How many lines in the records below contain "Voucher"? Reply with the number only.

Excerpts from an interface dataset

☆ ☆ ☆ ☆ ☆ ☆ ☆

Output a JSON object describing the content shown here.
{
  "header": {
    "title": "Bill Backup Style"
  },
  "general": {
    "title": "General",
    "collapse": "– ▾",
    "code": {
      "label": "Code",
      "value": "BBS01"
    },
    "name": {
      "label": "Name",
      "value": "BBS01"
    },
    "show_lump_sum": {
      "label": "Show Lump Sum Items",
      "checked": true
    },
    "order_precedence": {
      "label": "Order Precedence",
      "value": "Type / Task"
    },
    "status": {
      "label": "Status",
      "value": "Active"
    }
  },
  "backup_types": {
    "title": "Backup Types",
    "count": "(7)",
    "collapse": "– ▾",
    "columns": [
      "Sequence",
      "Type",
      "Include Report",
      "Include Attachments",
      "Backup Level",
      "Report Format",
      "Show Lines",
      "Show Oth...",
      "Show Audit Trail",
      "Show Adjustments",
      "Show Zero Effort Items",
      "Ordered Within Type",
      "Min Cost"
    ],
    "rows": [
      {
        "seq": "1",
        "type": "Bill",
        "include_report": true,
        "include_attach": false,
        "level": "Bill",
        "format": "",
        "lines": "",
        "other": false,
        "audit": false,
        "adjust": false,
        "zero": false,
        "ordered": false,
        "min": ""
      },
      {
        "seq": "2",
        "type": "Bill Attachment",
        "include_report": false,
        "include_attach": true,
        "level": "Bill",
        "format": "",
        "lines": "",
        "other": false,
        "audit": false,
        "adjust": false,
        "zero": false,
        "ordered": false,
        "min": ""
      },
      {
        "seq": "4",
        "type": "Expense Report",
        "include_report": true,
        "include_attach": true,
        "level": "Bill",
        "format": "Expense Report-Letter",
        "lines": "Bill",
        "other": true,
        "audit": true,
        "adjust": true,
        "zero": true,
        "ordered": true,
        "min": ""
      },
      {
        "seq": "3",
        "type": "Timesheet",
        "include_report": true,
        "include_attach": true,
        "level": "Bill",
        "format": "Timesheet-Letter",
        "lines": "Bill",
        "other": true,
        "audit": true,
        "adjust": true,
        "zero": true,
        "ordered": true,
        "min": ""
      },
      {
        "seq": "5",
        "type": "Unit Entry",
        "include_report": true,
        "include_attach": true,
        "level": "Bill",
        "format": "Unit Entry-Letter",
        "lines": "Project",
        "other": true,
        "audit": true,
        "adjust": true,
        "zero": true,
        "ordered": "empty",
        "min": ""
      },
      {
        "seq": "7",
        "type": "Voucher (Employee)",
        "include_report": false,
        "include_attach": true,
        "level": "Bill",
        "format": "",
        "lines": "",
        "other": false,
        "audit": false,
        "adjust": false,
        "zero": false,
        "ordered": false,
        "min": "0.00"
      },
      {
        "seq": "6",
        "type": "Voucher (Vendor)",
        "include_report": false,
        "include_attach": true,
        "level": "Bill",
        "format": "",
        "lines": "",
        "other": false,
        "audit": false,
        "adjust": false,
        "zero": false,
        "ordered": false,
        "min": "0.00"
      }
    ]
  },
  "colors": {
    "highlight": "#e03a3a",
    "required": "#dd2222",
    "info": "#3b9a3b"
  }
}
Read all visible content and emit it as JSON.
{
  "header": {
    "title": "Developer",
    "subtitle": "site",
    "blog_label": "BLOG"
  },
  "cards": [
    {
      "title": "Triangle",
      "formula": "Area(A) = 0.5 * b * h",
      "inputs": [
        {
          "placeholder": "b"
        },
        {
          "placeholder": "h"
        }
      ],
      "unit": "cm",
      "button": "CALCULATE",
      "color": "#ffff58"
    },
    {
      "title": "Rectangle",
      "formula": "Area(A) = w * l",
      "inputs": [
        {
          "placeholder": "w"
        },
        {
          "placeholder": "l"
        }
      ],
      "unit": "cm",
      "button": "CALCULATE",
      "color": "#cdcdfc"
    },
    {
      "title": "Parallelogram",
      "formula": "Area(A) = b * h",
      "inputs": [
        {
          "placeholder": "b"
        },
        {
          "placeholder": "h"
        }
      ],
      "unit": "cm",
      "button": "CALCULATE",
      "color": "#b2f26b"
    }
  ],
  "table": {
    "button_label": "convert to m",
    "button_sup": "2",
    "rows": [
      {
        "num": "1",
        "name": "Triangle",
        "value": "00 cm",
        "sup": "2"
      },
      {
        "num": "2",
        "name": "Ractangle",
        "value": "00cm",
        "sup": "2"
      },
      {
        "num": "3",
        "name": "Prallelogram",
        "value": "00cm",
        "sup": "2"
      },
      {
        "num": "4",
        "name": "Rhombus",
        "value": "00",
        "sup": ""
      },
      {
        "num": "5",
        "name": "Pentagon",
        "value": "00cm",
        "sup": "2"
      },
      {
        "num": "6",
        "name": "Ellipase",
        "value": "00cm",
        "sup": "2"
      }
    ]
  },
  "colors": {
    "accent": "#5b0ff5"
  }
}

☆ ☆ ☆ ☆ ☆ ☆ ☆

-- Written answer --
2